**What is expected:** Output every record exactly, apart from its images.
☆ ☆ ☆
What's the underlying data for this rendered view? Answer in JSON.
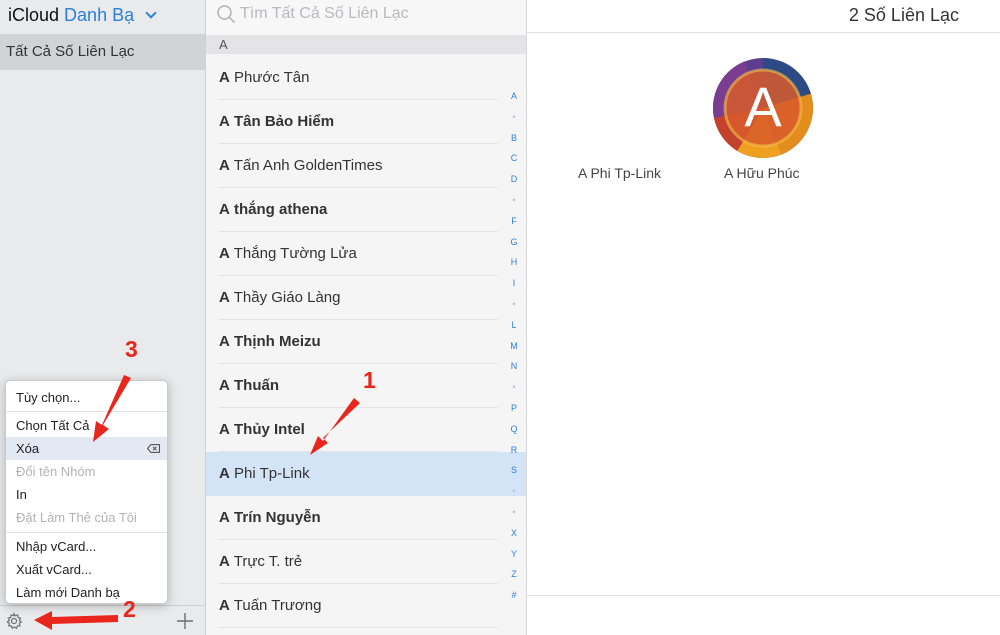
{
  "app": {
    "brand": "iCloud",
    "section": "Danh Bạ"
  },
  "sidebar": {
    "groups": [
      {
        "label": "Tất Cả Số Liên Lạc",
        "selected": true
      }
    ]
  },
  "menu": {
    "items": [
      {
        "label": "Tùy chọn...",
        "enabled": true
      },
      {
        "label": "Chọn Tất Cả",
        "enabled": true
      },
      {
        "label": "Xóa",
        "enabled": true,
        "highlighted": true,
        "shortcut_icon": "delete-key-icon"
      },
      {
        "label": "Đổi tên Nhóm",
        "enabled": false
      },
      {
        "label": "In",
        "enabled": true
      },
      {
        "label": "Đặt Làm Thẻ của Tôi",
        "enabled": false
      },
      {
        "label": "Nhập vCard...",
        "enabled": true
      },
      {
        "label": "Xuất vCard...",
        "enabled": true
      },
      {
        "label": "Làm mới Danh bạ",
        "enabled": true
      }
    ]
  },
  "search": {
    "placeholder": "Tìm Tất Cả Số Liên Lạc"
  },
  "list": {
    "section_letter": "A",
    "contacts": [
      {
        "first": "A",
        "last": "Phước Tân",
        "last_bold": false,
        "selected": false
      },
      {
        "first": "A",
        "last": "Tân Bảo Hiểm",
        "last_bold": true,
        "selected": false
      },
      {
        "first": "A",
        "last": "Tấn Anh GoldenTimes",
        "last_bold": false,
        "selected": false
      },
      {
        "first": "A",
        "last": "thắng athena",
        "last_bold": true,
        "selected": false
      },
      {
        "first": "A",
        "last": "Thắng Tường Lửa",
        "last_bold": false,
        "selected": false
      },
      {
        "first": "A",
        "last": "Thầy Giáo Làng",
        "last_bold": false,
        "selected": false
      },
      {
        "first": "A",
        "last": "Thịnh Meizu",
        "last_bold": true,
        "selected": false
      },
      {
        "first": "A",
        "last": "Thuấn",
        "last_bold": true,
        "selected": false
      },
      {
        "first": "A",
        "last": "Thủy Intel",
        "last_bold": true,
        "selected": false
      },
      {
        "first": "A",
        "last": "Phi Tp-Link",
        "last_bold": false,
        "selected": true
      },
      {
        "first": "A",
        "last": "Trín Nguyễn",
        "last_bold": true,
        "selected": false
      },
      {
        "first": "A",
        "last": "Trực T. trẻ",
        "last_bold": false,
        "selected": false
      },
      {
        "first": "A",
        "last": "Tuấn Trương",
        "last_bold": false,
        "selected": false
      }
    ],
    "index_letters": [
      "A",
      "•",
      "B",
      "C",
      "D",
      "•",
      "F",
      "G",
      "H",
      "I",
      "•",
      "L",
      "M",
      "N",
      "•",
      "P",
      "Q",
      "R",
      "S",
      "•",
      "•",
      "X",
      "Y",
      "Z",
      "#"
    ]
  },
  "detail": {
    "count_label": "2 Số Liên Lạc",
    "avatar_letter": "A",
    "cards": [
      {
        "name": "A Phi Tp-Link"
      },
      {
        "name": "A Hữu Phúc"
      }
    ]
  },
  "annotations": {
    "step1": "1",
    "step2": "2",
    "step3": "3"
  },
  "colors": {
    "accent": "#2d7fd8",
    "annotation": "#e8261b",
    "selection": "#d4e4f7"
  }
}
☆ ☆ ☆
**Response:**
What's the underlying data for this rendered view? Answer in JSON.
{
  "app": {
    "brand": "iCloud",
    "section": "Danh Bạ"
  },
  "sidebar": {
    "groups": [
      {
        "label": "Tất Cả Số Liên Lạc",
        "selected": true
      }
    ]
  },
  "menu": {
    "items": [
      {
        "label": "Tùy chọn...",
        "enabled": true
      },
      {
        "label": "Chọn Tất Cả",
        "enabled": true
      },
      {
        "label": "Xóa",
        "enabled": true,
        "highlighted": true,
        "shortcut_icon": "delete-key-icon"
      },
      {
        "label": "Đổi tên Nhóm",
        "enabled": false
      },
      {
        "label": "In",
        "enabled": true
      },
      {
        "label": "Đặt Làm Thẻ của Tôi",
        "enabled": false
      },
      {
        "label": "Nhập vCard...",
        "enabled": true
      },
      {
        "label": "Xuất vCard...",
        "enabled": true
      },
      {
        "label": "Làm mới Danh bạ",
        "enabled": true
      }
    ]
  },
  "search": {
    "placeholder": "Tìm Tất Cả Số Liên Lạc"
  },
  "list": {
    "section_letter": "A",
    "contacts": [
      {
        "first": "A",
        "last": "Phước Tân",
        "last_bold": false,
        "selected": false
      },
      {
        "first": "A",
        "last": "Tân Bảo Hiểm",
        "last_bold": true,
        "selected": false
      },
      {
        "first": "A",
        "last": "Tấn Anh GoldenTimes",
        "last_bold": false,
        "selected": false
      },
      {
        "first": "A",
        "last": "thắng athena",
        "last_bold": true,
        "selected": false
      },
      {
        "first": "A",
        "last": "Thắng Tường Lửa",
        "last_bold": false,
        "selected": false
      },
      {
        "first": "A",
        "last": "Thầy Giáo Làng",
        "last_bold": false,
        "selected": false
      },
      {
        "first": "A",
        "last": "Thịnh Meizu",
        "last_bold": true,
        "selected": false
      },
      {
        "first": "A",
        "last": "Thuấn",
        "last_bold": true,
        "selected": false
      },
      {
        "first": "A",
        "last": "Thủy Intel",
        "last_bold": true,
        "selected": false
      },
      {
        "first": "A",
        "last": "Phi Tp-Link",
        "last_bold": false,
        "selected": true
      },
      {
        "first": "A",
        "last": "Trín Nguyễn",
        "last_bold": true,
        "selected": false
      },
      {
        "first": "A",
        "last": "Trực T. trẻ",
        "last_bold": false,
        "selected": false
      },
      {
        "first": "A",
        "last": "Tuấn Trương",
        "last_bold": false,
        "selected": false
      }
    ],
    "index_letters": [
      "A",
      "•",
      "B",
      "C",
      "D",
      "•",
      "F",
      "G",
      "H",
      "I",
      "•",
      "L",
      "M",
      "N",
      "•",
      "P",
      "Q",
      "R",
      "S",
      "•",
      "•",
      "X",
      "Y",
      "Z",
      "#"
    ]
  },
  "detail": {
    "count_label": "2 Số Liên Lạc",
    "avatar_letter": "A",
    "cards": [
      {
        "name": "A Phi Tp-Link"
      },
      {
        "name": "A Hữu Phúc"
      }
    ]
  },
  "annotations": {
    "step1": "1",
    "step2": "2",
    "step3": "3"
  },
  "colors": {
    "accent": "#2d7fd8",
    "annotation": "#e8261b",
    "selection": "#d4e4f7"
  }
}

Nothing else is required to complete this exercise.